  5. I guess I'm a neoliberal healthist too. I agree that a person should be fully responsible for their actions that make them fat and they shouldn't be able to blame something else. However, I think our society does tempt people with too large of portions, McDonalds saying their food is healthy and healthy food being more expensive than crap food. But all in all, it is a decision that rests in each one of our hands whether or not to pick the crap food up and put it in our mouths or finish off that huge plate of mexican food.

    Thanks for shedding light onto this, Alma!

  6. Thanks for this post, Alma. This ties in with so many thoughts I've been having lately. I'm incensed that anyone would promote the idea that personal responsibility is a BAD thing.

  7. I can see your point, Alma, empowerment is very important. However, consider this: obesity rates are highly correlated with income. Of course, that doesn't mean that poor people have no control over their health but there is absolutely no doubt that the odds are stacked against them. There are a myriad of reasons for this - of which I am sure most of us are at least somewhat aware of.

    This issue strikes close to home for me because I've been learning about the "achievement gap" in higher education - that is, white students whose parents went to college are much more likely to do well in college that students of color and white students who are first generation college-attendees. Studies have shown that universities can reduce that achievement gap if they provide resources to help disadvantaged students (tutoring centers, extra TA support, etc.). These programs are essentially teaching smart, capable students how to succeed in college - skills which most children of college graduates learned at home. Unfortunately with budget cuts, many of those extra resources are disappearing and the achievement gap is reappearing. Studies that address the achievement gap have shown that disadvantaged students can do just as well as other students if given appropriate resources.
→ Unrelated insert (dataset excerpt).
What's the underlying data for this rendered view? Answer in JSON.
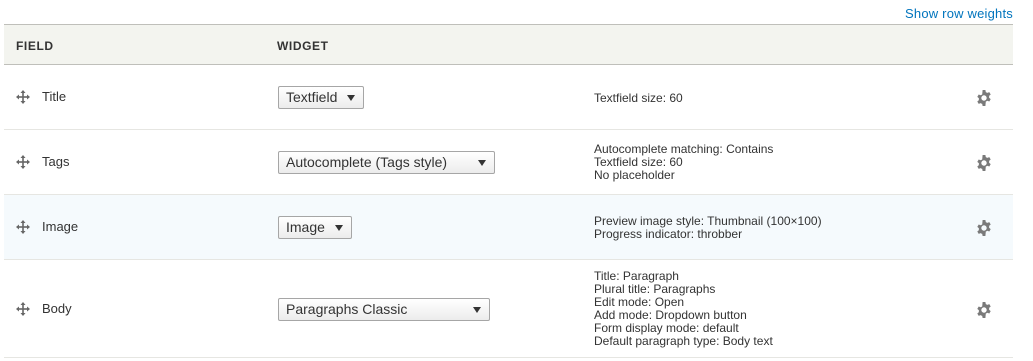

Ignoring them only perpetuates the problem; the disadvantaged continue to be disadvantaged.

    I believe that the same applies to living a healthy lifestyle. If we put all the responsibility for health on individuals, we are ignoring all the factors that lead to a higher risk of obesity in people from low-income backgrounds. I think that is unfair and I think it does not address those larger societal-level problems that put certain groups of people at risk.

  8. I agree with you a hundred billion percent.

    That's all.

  9. This is a very interesting post that I agree with for the most part.

    I agree that no one can make anyone decide to live a healthy life,and that it is the responsibility of the individual to make good choices in their own health. No government program can make someone decide to lose weight and be active.
    However, I think that everyone needs to be educated on how to do so. And right now in this country there are people who do not know the facts on healthy eating and exercise.

    Healthy food can be expensive, BUT it is actually less expensive than the dollar menu everyday. What is truly expensive is the time it takes to make healthy meals.
    When people are impoverished, under-educated and have to work more than 1 job to support themselves, something is going to go by the wayside, it will almost always be their health because the immediate problem is that they can't pay the bills, not that what they're putting in their body is slowly killing them.

    Somethings need to change socially, but a lot of it should rely on the individual. That is why I support incentive programs for the lower income regarding health, do something get something.

    I definitely think that this "[the individual] has a social obligation not to be obese, not be unhealthy, because of the high cost of disease to society." is something important to focus on. Health costs are driven up by folks who do not take care of themselves, if we all made the decision to live healthier lives, but also gave back and helped others live this way, then everyone would benefit.